Once silkworms are born, they eat mulberry leaves non-stop for at least 30 days! After that, they build a cocoon around themselves and transform into pretty moths.
Each worm’s cocoon looks like a small cotton ball that is spun with a single thread! This cocoon is made of a protein fiber that hardens when it comes in contact with air. This very fiber is what we call silk. From here, the humans take over to give shape to the worms’ creation.
Once the worm leaves the cocoon after 16 days, the cocoon is taken and dropped into boiling water to make it into a long single fiber. Each fiber is then put into the spinning reel to create silk threads.
Around 409 years ago, two talented weaving communities from Andhra Pradesh namely, the Saligars and Devangars, came to Kanchipuram (a small town in Tamil Nadu). This is the place where they turned the silk fabric into a splendid art by weaving sarees (a long fabric draped by South Asian women). The weavers were very talented. They came up with an idea to recreate the designs and symbols in village temples on the Silk fabric using the gold and silver zari (fine thread). This zari art belongs to Gujarat, a western state in India. Thus the Kanchipuram saree is born by using the weaving expertise of two Indian states.
During major Hindu festivals in India, you see women dressed in rich, colorful Kanchipuram sarees adorned with patterns and drawings in gold.

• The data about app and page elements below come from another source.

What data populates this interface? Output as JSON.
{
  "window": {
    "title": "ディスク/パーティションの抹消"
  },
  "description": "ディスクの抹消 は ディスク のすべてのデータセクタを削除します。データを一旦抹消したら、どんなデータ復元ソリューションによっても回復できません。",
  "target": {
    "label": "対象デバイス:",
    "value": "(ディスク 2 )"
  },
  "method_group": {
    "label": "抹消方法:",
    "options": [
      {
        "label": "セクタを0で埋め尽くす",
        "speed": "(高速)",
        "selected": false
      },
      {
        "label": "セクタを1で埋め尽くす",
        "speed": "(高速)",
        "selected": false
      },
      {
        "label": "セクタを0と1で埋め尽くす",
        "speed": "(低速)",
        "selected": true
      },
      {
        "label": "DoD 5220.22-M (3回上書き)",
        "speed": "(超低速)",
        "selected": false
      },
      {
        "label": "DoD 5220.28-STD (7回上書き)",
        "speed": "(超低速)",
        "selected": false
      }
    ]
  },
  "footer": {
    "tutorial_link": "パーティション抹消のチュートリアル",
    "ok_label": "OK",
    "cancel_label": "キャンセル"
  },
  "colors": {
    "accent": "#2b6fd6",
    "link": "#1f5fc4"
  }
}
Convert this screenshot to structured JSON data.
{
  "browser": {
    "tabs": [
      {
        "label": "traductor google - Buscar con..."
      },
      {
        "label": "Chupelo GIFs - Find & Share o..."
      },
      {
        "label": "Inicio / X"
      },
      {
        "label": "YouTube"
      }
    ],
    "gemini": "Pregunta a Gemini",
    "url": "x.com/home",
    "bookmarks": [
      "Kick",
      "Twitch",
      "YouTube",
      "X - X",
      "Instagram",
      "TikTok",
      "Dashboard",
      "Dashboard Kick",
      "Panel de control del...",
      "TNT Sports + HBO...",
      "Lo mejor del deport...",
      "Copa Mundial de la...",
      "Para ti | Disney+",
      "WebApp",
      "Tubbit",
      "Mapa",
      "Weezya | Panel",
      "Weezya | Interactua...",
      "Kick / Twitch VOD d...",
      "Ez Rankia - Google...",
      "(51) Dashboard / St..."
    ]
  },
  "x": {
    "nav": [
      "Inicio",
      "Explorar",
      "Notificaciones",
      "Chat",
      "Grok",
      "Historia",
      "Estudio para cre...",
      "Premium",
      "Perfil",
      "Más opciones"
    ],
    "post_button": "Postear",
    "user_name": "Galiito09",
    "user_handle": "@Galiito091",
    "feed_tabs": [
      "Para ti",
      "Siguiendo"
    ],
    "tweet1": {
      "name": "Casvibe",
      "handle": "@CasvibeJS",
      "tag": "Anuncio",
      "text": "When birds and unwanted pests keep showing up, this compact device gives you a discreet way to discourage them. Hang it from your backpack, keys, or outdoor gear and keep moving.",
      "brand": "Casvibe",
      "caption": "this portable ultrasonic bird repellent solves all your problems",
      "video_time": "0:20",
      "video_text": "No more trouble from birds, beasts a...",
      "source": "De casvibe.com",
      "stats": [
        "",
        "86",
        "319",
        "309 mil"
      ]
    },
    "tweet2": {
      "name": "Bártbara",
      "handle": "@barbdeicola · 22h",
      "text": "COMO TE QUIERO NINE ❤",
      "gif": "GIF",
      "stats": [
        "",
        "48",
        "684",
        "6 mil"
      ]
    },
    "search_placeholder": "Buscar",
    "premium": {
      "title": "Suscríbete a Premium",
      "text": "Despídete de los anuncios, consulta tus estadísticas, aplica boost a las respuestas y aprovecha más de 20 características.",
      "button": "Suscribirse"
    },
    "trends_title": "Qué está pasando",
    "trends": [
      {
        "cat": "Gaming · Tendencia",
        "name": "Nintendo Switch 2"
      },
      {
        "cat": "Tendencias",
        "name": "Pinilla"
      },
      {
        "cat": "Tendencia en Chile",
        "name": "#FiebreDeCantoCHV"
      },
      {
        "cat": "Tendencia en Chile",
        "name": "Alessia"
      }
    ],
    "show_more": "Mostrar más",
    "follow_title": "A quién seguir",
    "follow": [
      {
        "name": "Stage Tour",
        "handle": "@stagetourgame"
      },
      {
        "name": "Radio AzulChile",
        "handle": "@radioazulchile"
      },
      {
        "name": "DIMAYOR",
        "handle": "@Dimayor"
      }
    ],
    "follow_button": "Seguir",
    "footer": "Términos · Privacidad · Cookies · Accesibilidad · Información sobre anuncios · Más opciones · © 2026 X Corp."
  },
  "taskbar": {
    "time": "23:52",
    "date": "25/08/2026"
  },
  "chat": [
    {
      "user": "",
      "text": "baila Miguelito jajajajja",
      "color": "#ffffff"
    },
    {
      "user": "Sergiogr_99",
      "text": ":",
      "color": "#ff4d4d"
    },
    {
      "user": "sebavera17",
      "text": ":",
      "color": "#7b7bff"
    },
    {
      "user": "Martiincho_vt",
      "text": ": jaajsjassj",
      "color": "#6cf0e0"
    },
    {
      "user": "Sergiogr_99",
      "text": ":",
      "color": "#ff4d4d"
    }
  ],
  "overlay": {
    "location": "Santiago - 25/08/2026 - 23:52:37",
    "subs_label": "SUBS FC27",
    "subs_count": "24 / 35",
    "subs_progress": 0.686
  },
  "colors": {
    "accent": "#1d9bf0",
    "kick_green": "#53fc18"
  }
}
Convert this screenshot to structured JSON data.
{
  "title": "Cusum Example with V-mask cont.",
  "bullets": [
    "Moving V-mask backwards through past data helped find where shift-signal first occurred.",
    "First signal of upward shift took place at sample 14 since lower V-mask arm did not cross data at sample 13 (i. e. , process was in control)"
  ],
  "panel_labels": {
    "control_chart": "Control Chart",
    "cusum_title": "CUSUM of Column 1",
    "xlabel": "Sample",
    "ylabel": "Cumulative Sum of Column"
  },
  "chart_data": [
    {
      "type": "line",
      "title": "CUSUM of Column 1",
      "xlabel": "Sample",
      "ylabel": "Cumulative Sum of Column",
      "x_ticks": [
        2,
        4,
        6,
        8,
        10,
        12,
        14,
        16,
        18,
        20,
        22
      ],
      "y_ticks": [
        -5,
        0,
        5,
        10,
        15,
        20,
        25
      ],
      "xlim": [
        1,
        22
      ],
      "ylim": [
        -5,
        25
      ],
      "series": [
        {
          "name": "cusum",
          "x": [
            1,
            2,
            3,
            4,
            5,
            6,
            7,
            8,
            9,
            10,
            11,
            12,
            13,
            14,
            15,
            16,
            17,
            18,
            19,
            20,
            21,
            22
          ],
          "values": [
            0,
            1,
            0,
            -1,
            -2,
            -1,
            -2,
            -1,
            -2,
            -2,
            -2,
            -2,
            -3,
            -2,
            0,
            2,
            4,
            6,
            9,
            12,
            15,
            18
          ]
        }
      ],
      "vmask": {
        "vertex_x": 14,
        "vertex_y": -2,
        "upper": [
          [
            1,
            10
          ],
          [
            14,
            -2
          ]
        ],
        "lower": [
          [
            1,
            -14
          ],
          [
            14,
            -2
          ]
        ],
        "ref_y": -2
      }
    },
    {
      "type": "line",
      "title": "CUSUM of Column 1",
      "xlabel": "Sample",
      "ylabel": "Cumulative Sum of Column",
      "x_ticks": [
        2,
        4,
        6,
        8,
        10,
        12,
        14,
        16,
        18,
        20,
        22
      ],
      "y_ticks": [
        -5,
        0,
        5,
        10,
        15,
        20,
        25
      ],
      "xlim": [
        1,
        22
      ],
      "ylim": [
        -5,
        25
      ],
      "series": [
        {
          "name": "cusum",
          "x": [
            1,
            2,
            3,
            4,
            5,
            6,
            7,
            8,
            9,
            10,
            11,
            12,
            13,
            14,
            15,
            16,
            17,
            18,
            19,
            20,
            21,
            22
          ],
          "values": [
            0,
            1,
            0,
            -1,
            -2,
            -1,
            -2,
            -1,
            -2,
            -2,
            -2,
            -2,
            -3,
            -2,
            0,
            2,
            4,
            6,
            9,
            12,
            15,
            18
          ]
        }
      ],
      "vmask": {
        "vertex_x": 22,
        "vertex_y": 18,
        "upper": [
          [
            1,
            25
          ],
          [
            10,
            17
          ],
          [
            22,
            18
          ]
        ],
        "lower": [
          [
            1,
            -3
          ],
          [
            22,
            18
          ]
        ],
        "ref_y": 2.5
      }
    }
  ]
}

The fashion and home decor industries owe a huge debt to silkworms for their hard work!